The name "interferometry" may sound like a complex concept, but the basis for it is as simple as our own two eyes. Humans may take binocular vision for granted, but this biological breakthrough is what allows for depth perception and our eyes’ uncanny ability to detect motion.
Take a moment to try an experiment: touch a finger to your nose, then move it out a handspan. Close one eye, then the other. Do you notice the separation between the two images? That separation is called parallax. Move your finger out further and repeat the experiment. The separation between the two images decreases. If the separation between the viewing positions and the separation between the viewed object in the images is known, then it is possible to determine the distance between the line connecting the viewpoints (this line is referred to as a baseline) and the object. The longer the baseline, the greater the resolution of the distance measurement. With a long enough baseline, extremely small changes in position can be detected.
It might seem impractical to apply this principle to astronomy, but there are a number of ways in which to do so. One means is to move the position from which you are observing by separating your measurements in time, allowing the change in the Earth’s position to provide the baseline. Naturally, such an approach can suffer from problems caused by the long span in between observations.

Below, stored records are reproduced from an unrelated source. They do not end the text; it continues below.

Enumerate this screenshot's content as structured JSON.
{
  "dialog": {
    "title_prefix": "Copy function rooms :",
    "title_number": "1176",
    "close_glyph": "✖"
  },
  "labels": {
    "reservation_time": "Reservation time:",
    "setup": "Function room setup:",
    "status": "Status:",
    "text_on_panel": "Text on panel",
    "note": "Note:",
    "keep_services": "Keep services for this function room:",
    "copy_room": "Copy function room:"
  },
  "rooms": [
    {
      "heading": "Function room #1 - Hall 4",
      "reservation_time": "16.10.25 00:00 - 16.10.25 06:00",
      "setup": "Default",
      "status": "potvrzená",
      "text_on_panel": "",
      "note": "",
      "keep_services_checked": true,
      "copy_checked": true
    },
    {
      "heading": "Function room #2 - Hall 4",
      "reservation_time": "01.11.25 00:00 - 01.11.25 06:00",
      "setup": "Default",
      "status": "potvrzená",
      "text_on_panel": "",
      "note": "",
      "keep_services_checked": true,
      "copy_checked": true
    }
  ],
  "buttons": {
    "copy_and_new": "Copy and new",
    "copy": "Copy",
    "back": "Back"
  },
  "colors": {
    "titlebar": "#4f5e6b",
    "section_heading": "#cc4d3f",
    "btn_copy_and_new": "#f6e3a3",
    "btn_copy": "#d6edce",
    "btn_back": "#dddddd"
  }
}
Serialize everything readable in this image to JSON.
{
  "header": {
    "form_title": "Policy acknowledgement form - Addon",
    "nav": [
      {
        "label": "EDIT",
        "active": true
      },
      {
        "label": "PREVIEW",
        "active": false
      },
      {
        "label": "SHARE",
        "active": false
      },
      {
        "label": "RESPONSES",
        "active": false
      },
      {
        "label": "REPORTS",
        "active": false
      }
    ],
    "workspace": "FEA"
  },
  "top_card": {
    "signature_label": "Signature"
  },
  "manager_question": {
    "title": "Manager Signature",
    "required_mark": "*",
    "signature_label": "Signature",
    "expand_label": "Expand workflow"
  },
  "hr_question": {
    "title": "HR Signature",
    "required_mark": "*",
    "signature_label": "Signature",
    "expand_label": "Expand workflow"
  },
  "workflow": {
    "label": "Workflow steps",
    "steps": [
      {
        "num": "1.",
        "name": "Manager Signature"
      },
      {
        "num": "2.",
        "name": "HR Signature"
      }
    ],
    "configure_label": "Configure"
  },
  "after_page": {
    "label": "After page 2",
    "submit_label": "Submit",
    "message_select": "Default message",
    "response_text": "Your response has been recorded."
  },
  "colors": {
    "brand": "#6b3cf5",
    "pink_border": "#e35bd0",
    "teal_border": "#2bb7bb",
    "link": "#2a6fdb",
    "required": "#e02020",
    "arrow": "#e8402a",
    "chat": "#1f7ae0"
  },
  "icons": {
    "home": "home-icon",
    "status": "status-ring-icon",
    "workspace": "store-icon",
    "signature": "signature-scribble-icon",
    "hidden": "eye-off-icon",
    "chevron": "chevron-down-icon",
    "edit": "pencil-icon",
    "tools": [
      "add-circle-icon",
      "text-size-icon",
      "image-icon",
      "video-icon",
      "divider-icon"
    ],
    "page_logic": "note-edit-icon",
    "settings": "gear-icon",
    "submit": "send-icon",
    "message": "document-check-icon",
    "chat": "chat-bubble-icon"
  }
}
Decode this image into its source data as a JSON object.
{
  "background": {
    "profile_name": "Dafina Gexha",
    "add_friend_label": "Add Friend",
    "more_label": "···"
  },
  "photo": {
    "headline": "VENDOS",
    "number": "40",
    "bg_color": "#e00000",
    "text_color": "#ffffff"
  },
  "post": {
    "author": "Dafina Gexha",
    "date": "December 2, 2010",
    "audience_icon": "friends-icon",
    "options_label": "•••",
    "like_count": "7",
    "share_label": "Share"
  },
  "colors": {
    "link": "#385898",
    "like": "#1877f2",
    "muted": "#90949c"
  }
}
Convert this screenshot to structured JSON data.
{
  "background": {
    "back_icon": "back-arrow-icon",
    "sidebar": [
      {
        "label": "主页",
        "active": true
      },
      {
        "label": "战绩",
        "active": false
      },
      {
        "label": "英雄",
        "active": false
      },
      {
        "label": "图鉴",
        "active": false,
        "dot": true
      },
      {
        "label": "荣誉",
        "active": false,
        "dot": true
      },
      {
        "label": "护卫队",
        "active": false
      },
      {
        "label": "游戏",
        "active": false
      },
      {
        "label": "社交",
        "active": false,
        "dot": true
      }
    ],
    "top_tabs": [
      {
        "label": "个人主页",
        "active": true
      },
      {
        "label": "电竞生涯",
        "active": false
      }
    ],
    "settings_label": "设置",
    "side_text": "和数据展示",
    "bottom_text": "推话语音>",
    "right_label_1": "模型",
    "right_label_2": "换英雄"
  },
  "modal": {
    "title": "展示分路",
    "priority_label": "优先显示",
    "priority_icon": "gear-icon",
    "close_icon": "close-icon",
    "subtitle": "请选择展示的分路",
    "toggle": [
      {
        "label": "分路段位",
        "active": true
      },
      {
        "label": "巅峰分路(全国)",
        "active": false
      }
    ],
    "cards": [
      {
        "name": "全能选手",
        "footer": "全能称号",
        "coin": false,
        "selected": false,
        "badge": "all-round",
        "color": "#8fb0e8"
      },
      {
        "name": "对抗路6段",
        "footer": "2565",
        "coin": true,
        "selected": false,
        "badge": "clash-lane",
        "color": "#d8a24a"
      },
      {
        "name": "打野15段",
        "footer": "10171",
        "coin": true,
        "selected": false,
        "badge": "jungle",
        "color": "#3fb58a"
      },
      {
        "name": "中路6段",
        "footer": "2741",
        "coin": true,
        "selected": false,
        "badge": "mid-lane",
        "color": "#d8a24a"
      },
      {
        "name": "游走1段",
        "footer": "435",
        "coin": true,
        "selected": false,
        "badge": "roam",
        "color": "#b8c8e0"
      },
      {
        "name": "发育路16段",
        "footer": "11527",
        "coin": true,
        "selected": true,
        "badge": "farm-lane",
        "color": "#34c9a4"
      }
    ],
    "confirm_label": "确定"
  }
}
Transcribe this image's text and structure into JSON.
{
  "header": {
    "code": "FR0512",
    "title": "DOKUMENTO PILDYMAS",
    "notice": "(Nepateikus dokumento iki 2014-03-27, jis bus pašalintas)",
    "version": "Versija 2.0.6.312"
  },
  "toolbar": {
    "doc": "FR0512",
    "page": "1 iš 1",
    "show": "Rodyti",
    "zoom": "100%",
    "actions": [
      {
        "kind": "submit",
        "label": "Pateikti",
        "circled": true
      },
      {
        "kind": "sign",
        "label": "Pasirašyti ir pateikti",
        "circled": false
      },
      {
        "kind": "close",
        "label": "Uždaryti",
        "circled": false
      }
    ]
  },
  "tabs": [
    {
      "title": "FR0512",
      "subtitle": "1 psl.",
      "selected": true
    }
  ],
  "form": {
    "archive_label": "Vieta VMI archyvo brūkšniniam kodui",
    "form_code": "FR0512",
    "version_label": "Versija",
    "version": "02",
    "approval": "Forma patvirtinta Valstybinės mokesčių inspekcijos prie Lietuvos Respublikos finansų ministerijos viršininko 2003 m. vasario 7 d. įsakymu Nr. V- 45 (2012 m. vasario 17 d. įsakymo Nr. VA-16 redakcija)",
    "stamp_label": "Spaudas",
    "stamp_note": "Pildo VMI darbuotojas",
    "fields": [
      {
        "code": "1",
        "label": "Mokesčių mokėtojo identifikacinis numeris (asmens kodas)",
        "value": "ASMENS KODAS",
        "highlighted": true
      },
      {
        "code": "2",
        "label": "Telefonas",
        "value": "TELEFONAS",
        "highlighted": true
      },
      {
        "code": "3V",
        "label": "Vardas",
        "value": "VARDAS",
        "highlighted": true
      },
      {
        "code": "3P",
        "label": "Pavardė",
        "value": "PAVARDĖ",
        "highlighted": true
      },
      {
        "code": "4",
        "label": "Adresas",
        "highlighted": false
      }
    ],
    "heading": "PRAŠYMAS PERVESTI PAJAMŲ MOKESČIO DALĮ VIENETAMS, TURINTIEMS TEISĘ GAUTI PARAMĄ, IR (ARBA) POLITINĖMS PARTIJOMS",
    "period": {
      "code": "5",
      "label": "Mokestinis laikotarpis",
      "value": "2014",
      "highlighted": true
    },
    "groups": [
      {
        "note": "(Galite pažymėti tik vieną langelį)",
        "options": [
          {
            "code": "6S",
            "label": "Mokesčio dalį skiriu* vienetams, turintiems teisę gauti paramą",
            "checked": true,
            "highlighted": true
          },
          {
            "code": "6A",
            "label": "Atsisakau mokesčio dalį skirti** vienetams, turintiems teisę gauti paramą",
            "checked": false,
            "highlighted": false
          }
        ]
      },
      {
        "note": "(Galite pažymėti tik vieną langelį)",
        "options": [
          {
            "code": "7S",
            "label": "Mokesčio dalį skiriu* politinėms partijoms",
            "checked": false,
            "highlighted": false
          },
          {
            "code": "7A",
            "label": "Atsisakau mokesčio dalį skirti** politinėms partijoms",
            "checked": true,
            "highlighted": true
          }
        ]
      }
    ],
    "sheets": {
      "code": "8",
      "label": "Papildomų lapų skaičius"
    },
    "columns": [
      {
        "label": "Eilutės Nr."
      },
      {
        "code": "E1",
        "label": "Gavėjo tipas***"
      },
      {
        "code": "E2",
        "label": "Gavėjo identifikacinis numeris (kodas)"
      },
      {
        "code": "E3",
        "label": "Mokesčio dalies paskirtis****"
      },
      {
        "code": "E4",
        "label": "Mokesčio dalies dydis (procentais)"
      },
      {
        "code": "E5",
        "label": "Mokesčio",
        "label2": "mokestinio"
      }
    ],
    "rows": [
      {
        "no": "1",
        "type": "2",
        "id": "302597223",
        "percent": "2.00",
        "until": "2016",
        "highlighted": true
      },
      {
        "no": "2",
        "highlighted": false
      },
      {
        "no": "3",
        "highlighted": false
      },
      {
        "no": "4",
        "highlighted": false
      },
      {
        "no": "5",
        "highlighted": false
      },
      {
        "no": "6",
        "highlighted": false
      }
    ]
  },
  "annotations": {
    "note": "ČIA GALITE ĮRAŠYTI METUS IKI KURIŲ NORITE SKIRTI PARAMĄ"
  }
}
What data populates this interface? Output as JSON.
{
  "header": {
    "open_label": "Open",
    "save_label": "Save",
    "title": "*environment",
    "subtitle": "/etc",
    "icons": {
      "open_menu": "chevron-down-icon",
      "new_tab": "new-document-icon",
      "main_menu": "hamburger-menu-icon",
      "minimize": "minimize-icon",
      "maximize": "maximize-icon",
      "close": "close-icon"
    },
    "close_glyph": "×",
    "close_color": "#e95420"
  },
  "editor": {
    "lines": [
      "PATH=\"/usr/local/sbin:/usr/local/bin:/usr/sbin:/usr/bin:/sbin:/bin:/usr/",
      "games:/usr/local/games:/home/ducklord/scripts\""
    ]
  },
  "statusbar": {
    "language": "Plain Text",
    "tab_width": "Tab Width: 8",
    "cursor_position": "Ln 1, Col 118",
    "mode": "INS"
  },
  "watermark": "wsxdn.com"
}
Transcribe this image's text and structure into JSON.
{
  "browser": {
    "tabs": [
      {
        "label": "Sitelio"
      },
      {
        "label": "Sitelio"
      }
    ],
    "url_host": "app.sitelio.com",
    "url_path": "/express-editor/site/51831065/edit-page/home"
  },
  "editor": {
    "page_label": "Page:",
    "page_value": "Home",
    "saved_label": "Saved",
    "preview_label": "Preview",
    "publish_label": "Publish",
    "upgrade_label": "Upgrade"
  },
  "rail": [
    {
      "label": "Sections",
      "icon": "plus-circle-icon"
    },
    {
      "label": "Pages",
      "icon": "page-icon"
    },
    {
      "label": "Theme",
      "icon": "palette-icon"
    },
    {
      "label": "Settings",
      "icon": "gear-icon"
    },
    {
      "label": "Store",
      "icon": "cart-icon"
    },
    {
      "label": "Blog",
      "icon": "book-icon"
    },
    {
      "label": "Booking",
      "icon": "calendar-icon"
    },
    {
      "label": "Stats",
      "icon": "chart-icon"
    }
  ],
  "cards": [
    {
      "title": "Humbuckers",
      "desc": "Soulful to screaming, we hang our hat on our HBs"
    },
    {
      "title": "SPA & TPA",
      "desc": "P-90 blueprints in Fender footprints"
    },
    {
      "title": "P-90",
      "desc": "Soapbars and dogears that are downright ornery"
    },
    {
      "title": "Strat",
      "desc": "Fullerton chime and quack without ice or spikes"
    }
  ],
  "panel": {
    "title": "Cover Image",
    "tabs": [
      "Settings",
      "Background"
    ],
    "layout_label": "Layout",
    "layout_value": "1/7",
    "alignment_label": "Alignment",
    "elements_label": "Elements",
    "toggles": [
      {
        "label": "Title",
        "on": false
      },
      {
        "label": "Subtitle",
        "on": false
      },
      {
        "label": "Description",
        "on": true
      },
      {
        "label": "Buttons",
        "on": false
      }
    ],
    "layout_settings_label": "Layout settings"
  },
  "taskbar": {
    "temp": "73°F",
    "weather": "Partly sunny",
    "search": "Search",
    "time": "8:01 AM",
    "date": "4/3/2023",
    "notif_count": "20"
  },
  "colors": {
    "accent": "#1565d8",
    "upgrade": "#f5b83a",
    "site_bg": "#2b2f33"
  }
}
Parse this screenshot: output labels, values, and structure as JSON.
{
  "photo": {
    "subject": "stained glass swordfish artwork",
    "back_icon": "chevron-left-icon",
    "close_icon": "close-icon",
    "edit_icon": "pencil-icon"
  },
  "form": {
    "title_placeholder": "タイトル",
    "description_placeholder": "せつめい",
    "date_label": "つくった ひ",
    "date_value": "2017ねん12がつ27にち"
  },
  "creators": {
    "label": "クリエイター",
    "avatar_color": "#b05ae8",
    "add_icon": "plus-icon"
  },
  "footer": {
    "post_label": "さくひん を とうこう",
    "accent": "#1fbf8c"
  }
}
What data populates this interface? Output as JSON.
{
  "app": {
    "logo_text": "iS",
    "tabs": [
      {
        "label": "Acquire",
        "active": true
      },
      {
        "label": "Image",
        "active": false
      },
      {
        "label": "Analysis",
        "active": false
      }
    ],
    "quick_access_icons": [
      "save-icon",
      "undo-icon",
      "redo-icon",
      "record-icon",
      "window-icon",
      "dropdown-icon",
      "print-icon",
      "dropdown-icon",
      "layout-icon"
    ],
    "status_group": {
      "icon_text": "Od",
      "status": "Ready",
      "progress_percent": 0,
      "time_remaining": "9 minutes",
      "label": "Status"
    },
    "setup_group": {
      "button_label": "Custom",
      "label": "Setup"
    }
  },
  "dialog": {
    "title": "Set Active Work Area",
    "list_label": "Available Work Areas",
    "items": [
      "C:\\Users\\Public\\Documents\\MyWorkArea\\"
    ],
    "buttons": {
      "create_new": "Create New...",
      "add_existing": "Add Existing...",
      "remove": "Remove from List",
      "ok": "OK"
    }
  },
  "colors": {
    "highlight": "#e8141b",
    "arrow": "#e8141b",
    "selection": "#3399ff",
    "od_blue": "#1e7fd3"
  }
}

Thankfully, modern communications technology allows observatories to be networked across vast distances, creating “synthetic” telescopes with resolutions far in excess of anything achievable with a single instrument.
While it is possible to use interferometric techniques with optical telescopes (in fact, astrometry employs optical interferometry in estimating the distances of stars and locating extrasolar planets) , these techniques are most commonly used in the case of radio telescopes. Since the resolution of a telescope is in direct proportion to the frequency of light detected, radio telescopes suffer from decidedly lower resolution than their optical cousins. Thanks to real-time computer networks and data storage capabilities, the images from multiple telescopes can be combined, allowing radio astronomy to achieve resolutions orders of magnitude better than can be achieved otherwise.
Image by NASA